According to notes in the book, Comic Power—created for the Mindex Department Store—was a corollary to Parker’s “soap opera” Geordie and Renée. Lines from the graphic story and poems appear on their third and final album Free Psychedelic Poster Inside, couched in Mills-Cockell’s creation of a several-part texture of sine and other waves, pink and white noise, sometimes slowly modulated and animated by twitchy and even violent stereo pans. Crossfaded snatches of organ-like chords drift into the soundscape, all of which dramatically echo the loose narrative of a young couple’s relationship set in ’60s soap-opera tropes and clichés.
Mills-Cockell acknowledges the influence that Dadaism, William Boroughs’ cut-ups, and chance procedures had on the work of several group members. He told me in a phone interview that Parker often employed cut-up and reassembly procedures in his poetry. These processes were echoed in his own music. “I made [magnetic] tapes employing similar techniques,” he told me, “which I recorded, [physically] cut to pieces and then spliced back together. I also often used I Ching-based operations inspired by the practices of John Cage.”

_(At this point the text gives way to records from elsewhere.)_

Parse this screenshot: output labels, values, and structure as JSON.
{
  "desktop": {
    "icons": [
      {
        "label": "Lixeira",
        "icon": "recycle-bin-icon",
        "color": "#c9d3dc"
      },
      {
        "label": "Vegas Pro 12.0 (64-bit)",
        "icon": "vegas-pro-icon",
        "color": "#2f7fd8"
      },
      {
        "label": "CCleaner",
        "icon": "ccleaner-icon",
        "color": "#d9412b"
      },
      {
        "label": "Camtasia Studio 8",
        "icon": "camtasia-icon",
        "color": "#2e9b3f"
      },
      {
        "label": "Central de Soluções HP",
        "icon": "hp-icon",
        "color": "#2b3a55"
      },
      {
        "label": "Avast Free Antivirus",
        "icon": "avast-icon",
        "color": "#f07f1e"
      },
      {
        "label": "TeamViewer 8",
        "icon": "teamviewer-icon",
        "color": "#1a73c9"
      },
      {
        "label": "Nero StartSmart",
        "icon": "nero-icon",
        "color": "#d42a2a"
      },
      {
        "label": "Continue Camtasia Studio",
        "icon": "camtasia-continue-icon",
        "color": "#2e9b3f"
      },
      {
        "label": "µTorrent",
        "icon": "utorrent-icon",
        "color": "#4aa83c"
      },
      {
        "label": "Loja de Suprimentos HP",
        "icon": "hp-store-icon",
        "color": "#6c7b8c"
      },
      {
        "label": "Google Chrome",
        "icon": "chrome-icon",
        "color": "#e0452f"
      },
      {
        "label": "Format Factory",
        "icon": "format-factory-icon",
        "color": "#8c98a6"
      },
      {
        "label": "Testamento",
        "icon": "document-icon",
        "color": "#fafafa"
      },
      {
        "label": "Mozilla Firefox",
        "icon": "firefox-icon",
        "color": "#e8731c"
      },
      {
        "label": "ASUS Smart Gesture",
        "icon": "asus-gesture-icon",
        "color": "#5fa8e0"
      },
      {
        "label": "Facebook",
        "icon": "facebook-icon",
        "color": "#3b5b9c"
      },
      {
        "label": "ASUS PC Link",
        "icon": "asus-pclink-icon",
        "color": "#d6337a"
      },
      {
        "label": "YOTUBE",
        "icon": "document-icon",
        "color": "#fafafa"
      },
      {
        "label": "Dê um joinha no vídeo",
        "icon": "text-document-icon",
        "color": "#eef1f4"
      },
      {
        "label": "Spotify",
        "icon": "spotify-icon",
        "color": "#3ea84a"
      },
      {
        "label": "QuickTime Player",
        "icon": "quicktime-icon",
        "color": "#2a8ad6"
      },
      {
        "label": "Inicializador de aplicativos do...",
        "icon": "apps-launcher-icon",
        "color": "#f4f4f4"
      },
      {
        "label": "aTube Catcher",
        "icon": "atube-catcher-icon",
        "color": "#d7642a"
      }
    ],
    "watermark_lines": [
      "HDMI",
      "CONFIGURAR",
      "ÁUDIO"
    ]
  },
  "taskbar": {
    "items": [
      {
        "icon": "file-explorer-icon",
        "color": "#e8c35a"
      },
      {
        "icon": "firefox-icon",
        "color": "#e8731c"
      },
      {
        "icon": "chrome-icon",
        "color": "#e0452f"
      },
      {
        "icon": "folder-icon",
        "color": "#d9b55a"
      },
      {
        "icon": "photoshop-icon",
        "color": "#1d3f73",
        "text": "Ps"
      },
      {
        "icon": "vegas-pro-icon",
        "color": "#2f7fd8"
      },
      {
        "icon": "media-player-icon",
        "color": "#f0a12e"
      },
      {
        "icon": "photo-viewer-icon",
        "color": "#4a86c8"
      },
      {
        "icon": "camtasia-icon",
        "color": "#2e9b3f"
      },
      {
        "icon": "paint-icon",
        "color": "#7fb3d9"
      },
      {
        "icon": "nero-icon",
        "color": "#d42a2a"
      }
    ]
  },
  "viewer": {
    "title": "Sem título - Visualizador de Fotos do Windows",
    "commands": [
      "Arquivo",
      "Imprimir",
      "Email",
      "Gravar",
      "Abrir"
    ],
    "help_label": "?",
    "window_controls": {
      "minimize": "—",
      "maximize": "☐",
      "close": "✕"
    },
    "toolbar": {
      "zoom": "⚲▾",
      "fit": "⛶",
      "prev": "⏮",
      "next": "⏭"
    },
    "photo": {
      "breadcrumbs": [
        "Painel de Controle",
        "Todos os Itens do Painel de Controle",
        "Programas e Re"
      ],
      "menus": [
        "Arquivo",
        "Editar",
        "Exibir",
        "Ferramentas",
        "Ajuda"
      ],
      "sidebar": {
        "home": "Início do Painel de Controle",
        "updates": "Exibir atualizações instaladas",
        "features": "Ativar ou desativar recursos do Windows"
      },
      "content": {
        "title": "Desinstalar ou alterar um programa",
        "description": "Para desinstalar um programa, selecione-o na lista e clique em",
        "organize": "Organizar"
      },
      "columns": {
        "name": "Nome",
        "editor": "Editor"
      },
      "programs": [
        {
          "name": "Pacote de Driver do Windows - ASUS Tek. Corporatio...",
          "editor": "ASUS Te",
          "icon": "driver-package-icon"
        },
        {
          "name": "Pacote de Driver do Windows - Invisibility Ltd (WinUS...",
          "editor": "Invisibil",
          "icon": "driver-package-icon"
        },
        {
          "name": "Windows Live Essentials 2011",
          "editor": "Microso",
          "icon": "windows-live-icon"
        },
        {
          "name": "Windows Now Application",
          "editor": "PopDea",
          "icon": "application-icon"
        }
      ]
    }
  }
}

Mills-Cockell summed up the group’s modus operandi for presentations: “Michael [Hayden] and Dik [Zander] provided lighting, projections, and staging [as well as other elements]. Our approach was iconoclastic and nihilistic. There’s no better description.”
The first meeting of the three core members—Mills-Cockell, Hayden, and Parker—took place not in a bar or at an art-gallery opening but rather, fatefully, in a new course in electronic music. It was offered in the fall of 1967 in a dank little room located in the sub-basement of the Royal Conservatory of Music in Toronto, directed by the late composer, music educator, and arts administrator Dr. Samuel Dolin. A cofounding member of the Canadian League of Composers, Dolin had as his assistants his students Mills-Cockell and Anne Southam (1937–2010). (Southam in short order made important contributions to electroacoustic music, later embracing a lyrical minimalist style in her compositions for acoustic instruments.)

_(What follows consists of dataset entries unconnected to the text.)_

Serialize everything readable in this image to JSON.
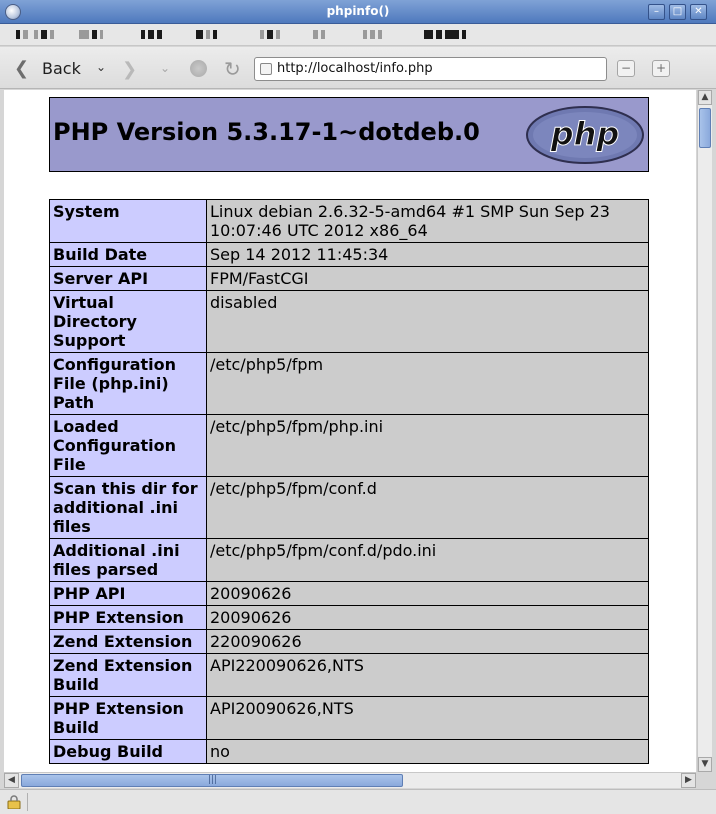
{
  "window": {
    "title": "phpinfo()"
  },
  "nav": {
    "back_label": "Back",
    "url": "http://localhost/info.php"
  },
  "phpinfo": {
    "header": "PHP Version 5.3.17-1~dotdeb.0",
    "logo_text": "php",
    "rows": [
      {
        "key": "System",
        "value": "Linux debian 2.6.32-5-amd64 #1 SMP Sun Sep 23 10:07:46 UTC 2012 x86_64"
      },
      {
        "key": "Build Date",
        "value": "Sep 14 2012 11:45:34"
      },
      {
        "key": "Server API",
        "value": "FPM/FastCGI"
      },
      {
        "key": "Virtual Directory Support",
        "value": "disabled"
      },
      {
        "key": "Configuration File (php.ini) Path",
        "value": "/etc/php5/fpm"
      },
      {
        "key": "Loaded Configuration File",
        "value": "/etc/php5/fpm/php.ini"
      },
      {
        "key": "Scan this dir for additional .ini files",
        "value": "/etc/php5/fpm/conf.d"
      },
      {
        "key": "Additional .ini files parsed",
        "value": "/etc/php5/fpm/conf.d/pdo.ini"
      },
      {
        "key": "PHP API",
        "value": "20090626"
      },
      {
        "key": "PHP Extension",
        "value": "20090626"
      },
      {
        "key": "Zend Extension",
        "value": "220090626"
      },
      {
        "key": "Zend Extension Build",
        "value": "API220090626,NTS"
      },
      {
        "key": "PHP Extension Build",
        "value": "API20090626,NTS"
      },
      {
        "key": "Debug Build",
        "value": "no"
      }
    ]
  },
  "colors": {
    "header_bg": "#9999cc",
    "key_bg": "#ccccff",
    "value_bg": "#cccccc",
    "titlebar": "#5f86c4"
  },
  "icons": {
    "back": "back-arrow-icon",
    "forward": "forward-arrow-icon",
    "stop": "stop-icon",
    "reload": "reload-icon",
    "zoom_out": "zoom-out-icon",
    "zoom_in": "zoom-in-icon",
    "security": "lock-icon"
  }
}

Despite the RCM’s quite modest collection of sound-generating, sound-processing, and recording equipment, the course appears to have been an important Toronto focal point of intergenerational transfer of aesthetics and compositional technique as well as technology. The influences of classic electronic studio technique, of Dolin, and of the RCM’s means of production flowed directly and seamlessly into Mills-Cockell’s Intersystems compositions. Mills-Cockell told me that he recorded the Intersystems albums at the CMC Electronic Music Studio, at the group’s studios, and at his apartment, where he assembled a DYI bare-bones studio.

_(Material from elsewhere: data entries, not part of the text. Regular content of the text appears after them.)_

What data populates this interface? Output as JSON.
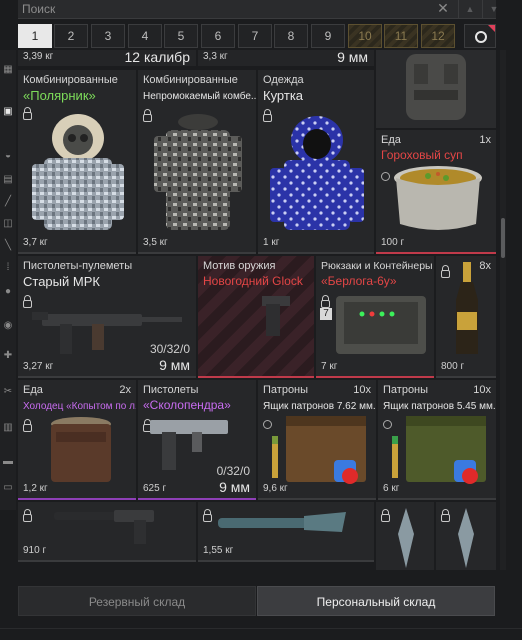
{
  "search": {
    "placeholder": "Поиск"
  },
  "pages": [
    "1",
    "2",
    "3",
    "4",
    "5",
    "6",
    "7",
    "8",
    "9",
    "10",
    "11",
    "12"
  ],
  "active_page": "1",
  "top_row": [
    {
      "weight": "3,39 кг",
      "caliber": "12 калибр"
    },
    {
      "weight": "3,3 кг",
      "caliber": "9 мм"
    }
  ],
  "items": [
    {
      "category": "Комбинированные",
      "name": "«Полярник»",
      "weight": "3,7 кг"
    },
    {
      "category": "Комбинированные",
      "name": "Непромокаемый комбе...",
      "weight": "3,5 кг"
    },
    {
      "category": "Одежда",
      "name": "Куртка",
      "weight": "1 кг"
    },
    {
      "category": "Еда",
      "qty": "1x",
      "name": "Гороховый суп",
      "weight": "100 г"
    },
    {
      "category": "Пистолеты-пулеметы",
      "name": "Старый МРК",
      "weight": "3,27 кг",
      "ammo": "30/32/0",
      "caliber": "9 мм"
    },
    {
      "category": "Мотив оружия",
      "name": "Новогодний Glock"
    },
    {
      "category": "Рюкзаки и Контейнеры",
      "name": "«Берлога-6у»",
      "weight": "7 кг",
      "slots": "7"
    },
    {
      "qty": "8x",
      "weight": "800 г"
    },
    {
      "category": "Еда",
      "qty": "2x",
      "name": "Холодец «Копытом по л...",
      "weight": "1,2 кг"
    },
    {
      "category": "Пистолеты",
      "name": "«Сколопендра»",
      "weight": "625 г",
      "ammo": "0/32/0",
      "caliber": "9 мм"
    },
    {
      "category": "Патроны",
      "qty": "10x",
      "name": "Ящик патронов 7.62 мм...",
      "weight": "9,6 кг"
    },
    {
      "category": "Патроны",
      "qty": "10x",
      "name": "Ящик патронов 5.45 мм...",
      "weight": "6 кг"
    },
    {
      "weight": "910 г"
    },
    {
      "weight": "1,55 кг"
    }
  ],
  "bottom_tabs": {
    "reserve": "Резервный склад",
    "personal": "Персональный склад"
  },
  "colors": {
    "accent_green": "#7ddc5a",
    "accent_red": "#e34646",
    "accent_purple": "#c86cf0",
    "rarity_red": "#c03a4a",
    "rarity_purple": "#8e3fb6"
  }
}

Assessing the work on these three albums is problematic on several levels. It is made even more difficult by the lack of critical writing on their reception during their period of release, and by their very transgenre multiplicity. (Mills-Cockell referred to Intersystems’ approach as well ahead of its day, locating it at the birth of contemporary mashup culture.)
It is only fitting that Alga Marghen, which specialises in sound poetry, artists’ records, twentieth-century composition, and outsider music, has chosen to publish the complete works of this unlikely group of young Canadian artists who captured and expressed, for a brief two years, the cutting-edge intermedia zeitgeist of North American culture.
Top image: Intersystems' Number One Intersystems LP (1967); design by Michael Hayden, photos by Brian Thompson, text by Blake Parker, music by John Mills-Cockell.